#### PROVIDED RECORDS
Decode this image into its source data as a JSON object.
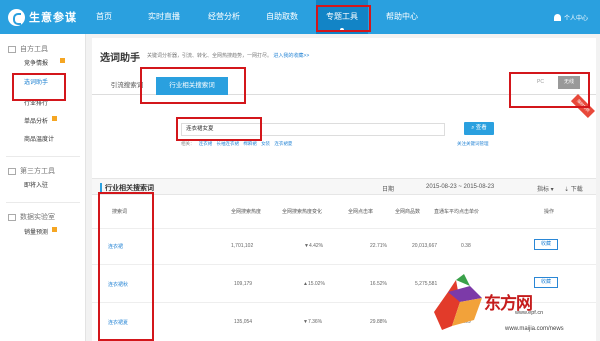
{
  "app": {
    "logo_text": "生意参谋",
    "logo_icon": "logo-icon"
  },
  "topnav": {
    "items": [
      {
        "label": "首页"
      },
      {
        "label": "实时直播"
      },
      {
        "label": "经营分析"
      },
      {
        "label": "自助取数"
      },
      {
        "label": "专题工具"
      },
      {
        "label": "帮助中心"
      }
    ],
    "active_index": 4,
    "user_label": "个人中心"
  },
  "sidebar": {
    "groups": [
      {
        "label": "自方工具",
        "items": [
          "竞争情报",
          "选词助手",
          "行业排行",
          "单品分析",
          "商品温度计"
        ]
      },
      {
        "label": "第三方工具",
        "items": [
          "即将入驻"
        ]
      },
      {
        "label": "数据实验室",
        "items": [
          "销量预测"
        ]
      }
    ],
    "active_item": "选词助手"
  },
  "page": {
    "title": "选词助手",
    "desc_prefix": "关键词分析器，引流、转化、全网热搜趋势，一网打尽。",
    "desc_link": "进入我的收藏>>"
  },
  "tabs": [
    {
      "label": "引流搜索词"
    },
    {
      "label": "行业相关搜索词"
    }
  ],
  "active_tab": 1,
  "device": {
    "pc_label": "PC",
    "wireless_label": "无线"
  },
  "ribbon": {
    "label": "限时特供"
  },
  "search": {
    "value": "连衣裙女夏",
    "button_label": "查看",
    "hot_prefix": "相关：",
    "hot_words": [
      "连衣裙",
      "长袖连衣裙",
      "棉麻裙",
      "女装",
      "连衣裙夏"
    ],
    "manage_link": "关注关键词管理"
  },
  "section": {
    "title": "行业相关搜索词",
    "date_label": "日期",
    "date_range": "2015-08-23 ~ 2015-08-23",
    "metric_label": "指标",
    "download_label": "下载"
  },
  "table": {
    "headers": [
      "搜索词",
      "全网搜索热度",
      "全网搜索热度变化",
      "全网点击率",
      "全网商品数",
      "直通车平均点击单价",
      "操作"
    ],
    "rows": [
      {
        "keyword": "连衣裙",
        "heat": "1,701,102",
        "change": "▼4.42%",
        "ctr": "22.71%",
        "items": "20,013,667",
        "cpc": "0.38",
        "op": "收藏"
      },
      {
        "keyword": "连衣裙秋",
        "heat": "109,179",
        "change": "▲15.02%",
        "ctr": "16.52%",
        "items": "5,275,581",
        "cpc": "",
        "op": "收藏"
      },
      {
        "keyword": "连衣裙夏",
        "heat": "135,054",
        "change": "▼7.36%",
        "ctr": "29.88%",
        "items": "",
        "cpc": "1.09",
        "op": "收藏"
      }
    ]
  },
  "watermark": {
    "brand": "东方网",
    "url": "www.epf.cn",
    "url2": "www.maijia.com/news"
  }
}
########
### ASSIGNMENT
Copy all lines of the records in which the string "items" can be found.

### SOLUTION TO THIS TASK
    "items": [
        "items": [
        "items": [
        "items": [
        "items": "20,013,667",
        "items": "5,275,581",
        "items": "",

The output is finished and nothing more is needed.